Report: Toyota unveils facelift for JDM 2013 Mark X, now THIS is a Toyota

It’s been a long-standing tradition for American auto enthusiasts to drool over the European Domestic Market and Japanese Domestic Market vehicles, many of which are better and more cleverly equipped than the cars we get stateside. It makes us feel like we’ve been sold short of what could be amazing cars. And here’s one of those examples. Recently, Toyota has unveiled a new facelift for its 2013 Mark X rear-wheel drive sedan in Japan.

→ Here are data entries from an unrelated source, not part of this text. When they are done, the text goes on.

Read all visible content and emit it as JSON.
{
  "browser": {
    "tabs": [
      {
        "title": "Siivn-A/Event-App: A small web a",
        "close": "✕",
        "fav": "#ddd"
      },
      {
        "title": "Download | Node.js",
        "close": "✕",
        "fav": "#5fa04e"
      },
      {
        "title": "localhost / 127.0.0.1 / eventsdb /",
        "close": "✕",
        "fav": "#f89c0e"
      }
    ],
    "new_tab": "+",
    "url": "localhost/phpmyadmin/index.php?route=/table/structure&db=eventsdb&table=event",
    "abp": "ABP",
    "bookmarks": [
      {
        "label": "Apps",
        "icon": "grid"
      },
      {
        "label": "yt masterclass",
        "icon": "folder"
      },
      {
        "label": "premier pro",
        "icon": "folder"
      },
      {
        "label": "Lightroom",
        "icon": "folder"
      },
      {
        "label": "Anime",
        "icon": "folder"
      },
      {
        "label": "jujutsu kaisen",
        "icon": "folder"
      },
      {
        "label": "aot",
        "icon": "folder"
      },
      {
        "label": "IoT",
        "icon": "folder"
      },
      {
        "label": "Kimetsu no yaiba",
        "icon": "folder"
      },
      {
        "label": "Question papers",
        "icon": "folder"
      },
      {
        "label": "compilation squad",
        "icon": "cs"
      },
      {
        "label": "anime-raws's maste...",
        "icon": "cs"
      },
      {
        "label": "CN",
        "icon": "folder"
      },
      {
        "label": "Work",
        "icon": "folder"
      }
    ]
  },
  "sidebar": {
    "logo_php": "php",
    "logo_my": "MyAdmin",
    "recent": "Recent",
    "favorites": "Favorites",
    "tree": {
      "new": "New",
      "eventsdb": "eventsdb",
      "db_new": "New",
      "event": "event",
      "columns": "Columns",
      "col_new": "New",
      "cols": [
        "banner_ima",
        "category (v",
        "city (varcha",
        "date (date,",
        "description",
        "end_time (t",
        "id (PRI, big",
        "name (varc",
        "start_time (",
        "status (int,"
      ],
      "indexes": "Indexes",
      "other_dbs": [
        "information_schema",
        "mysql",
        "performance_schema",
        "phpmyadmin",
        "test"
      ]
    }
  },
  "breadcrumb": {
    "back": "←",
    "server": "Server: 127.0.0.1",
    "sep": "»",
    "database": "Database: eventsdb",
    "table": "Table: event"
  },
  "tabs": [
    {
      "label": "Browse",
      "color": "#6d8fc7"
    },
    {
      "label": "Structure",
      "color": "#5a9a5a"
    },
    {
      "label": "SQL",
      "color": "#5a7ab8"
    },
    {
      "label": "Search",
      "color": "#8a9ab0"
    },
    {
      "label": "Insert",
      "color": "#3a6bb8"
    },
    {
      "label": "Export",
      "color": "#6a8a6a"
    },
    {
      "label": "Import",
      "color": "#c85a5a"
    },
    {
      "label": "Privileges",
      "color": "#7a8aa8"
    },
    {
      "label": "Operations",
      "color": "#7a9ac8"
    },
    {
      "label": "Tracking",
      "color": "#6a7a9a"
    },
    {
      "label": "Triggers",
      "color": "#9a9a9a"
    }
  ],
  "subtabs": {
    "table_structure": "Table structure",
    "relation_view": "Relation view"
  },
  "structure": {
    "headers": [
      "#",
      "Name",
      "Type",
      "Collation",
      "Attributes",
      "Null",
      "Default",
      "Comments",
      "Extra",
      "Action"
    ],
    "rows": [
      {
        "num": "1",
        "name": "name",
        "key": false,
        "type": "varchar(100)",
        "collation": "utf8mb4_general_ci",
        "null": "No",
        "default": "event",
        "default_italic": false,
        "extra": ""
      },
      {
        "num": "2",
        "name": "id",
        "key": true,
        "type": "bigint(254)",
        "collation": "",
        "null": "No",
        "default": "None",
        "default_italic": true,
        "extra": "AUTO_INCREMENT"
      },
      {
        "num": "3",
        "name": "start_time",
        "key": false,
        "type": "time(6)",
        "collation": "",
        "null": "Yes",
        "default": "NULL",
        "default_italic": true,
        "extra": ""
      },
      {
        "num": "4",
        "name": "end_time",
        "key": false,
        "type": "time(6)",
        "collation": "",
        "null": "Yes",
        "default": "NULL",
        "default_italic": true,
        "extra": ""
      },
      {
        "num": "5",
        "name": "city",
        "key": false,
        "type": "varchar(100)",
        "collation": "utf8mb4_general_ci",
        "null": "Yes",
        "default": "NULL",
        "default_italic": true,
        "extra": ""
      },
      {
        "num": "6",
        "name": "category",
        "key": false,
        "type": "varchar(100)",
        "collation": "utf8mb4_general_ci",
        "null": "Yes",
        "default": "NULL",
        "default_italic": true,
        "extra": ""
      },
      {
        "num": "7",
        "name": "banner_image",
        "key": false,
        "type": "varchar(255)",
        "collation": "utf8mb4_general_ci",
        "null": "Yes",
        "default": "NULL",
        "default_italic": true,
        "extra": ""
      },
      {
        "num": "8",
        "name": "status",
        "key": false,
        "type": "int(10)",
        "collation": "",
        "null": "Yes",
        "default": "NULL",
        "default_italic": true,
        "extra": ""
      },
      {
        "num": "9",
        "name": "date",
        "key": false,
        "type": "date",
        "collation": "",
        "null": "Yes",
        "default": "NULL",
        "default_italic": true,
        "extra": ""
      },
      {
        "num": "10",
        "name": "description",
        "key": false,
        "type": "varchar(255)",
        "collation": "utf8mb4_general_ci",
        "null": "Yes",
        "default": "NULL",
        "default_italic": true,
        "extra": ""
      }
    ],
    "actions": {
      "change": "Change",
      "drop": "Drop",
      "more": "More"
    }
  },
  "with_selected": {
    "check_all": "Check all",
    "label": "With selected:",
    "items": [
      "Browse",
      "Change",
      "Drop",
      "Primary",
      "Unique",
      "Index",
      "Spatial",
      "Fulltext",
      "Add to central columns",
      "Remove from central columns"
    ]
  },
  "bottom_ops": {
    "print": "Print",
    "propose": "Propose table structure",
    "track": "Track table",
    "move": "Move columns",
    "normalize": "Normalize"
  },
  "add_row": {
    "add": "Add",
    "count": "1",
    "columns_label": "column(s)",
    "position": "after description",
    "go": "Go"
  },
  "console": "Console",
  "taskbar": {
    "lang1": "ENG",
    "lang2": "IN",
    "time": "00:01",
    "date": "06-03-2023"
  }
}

The Mark X is a successor to the Toyota Chaser of the 1990s and is popular in the Japanese Domestic Market as “VIP” vehicles and even strong drifters, with its robust V6 powerplant and a rear-wheel drive configuration. If any of you remember the Toyota Cressida from the 1980s that the US briefly received, this Mark X carries on that car’s mission as a rear-wheel drive sedan.

The 2013 Toyota Mark X has some very unique styling that I think is much more interesting than anything with four-doors that Toyota offers here, excluding Lexus. There are a variety of trim levels and the one that seems to be the most appealing is the sporty 350S G trim.

The 2013 Toyota Mark X is powered by either a 2.5L V6 good for 200hp and 179 lb-ft of torque while a 3.5L V6 is optional, good for 314hp and 280 lb-ft of torque. Both engines are connected to a six-speed automatic.

Now why drool over what seems to be a JDM Toyota-version of the Lexus GS? Because the Mark X is a Lexus GS for the masses. It shares some of its backbone components with the Lexus GS’s platform, but remains mostly bespoke to Toyota’s home market, internally coded the X130 and the only other things that the Lexus GS and Toyota Mark X share in common is the V6, plus some various electrical bits.

Either way, it’s a lot better than that boring-riffic Avalon and Camry that we get. With Toyota proving fun can be affordable a la the GT86/Scion FR-S/Subaru BR-Z, it would be nice for Toyota to continue that in the form of four-doors as well. Prices start in Japan at 2,440,000 yen or $30,980, with today’s currency conversion rates.

– By: Chris Chin

Source: WorldCarFans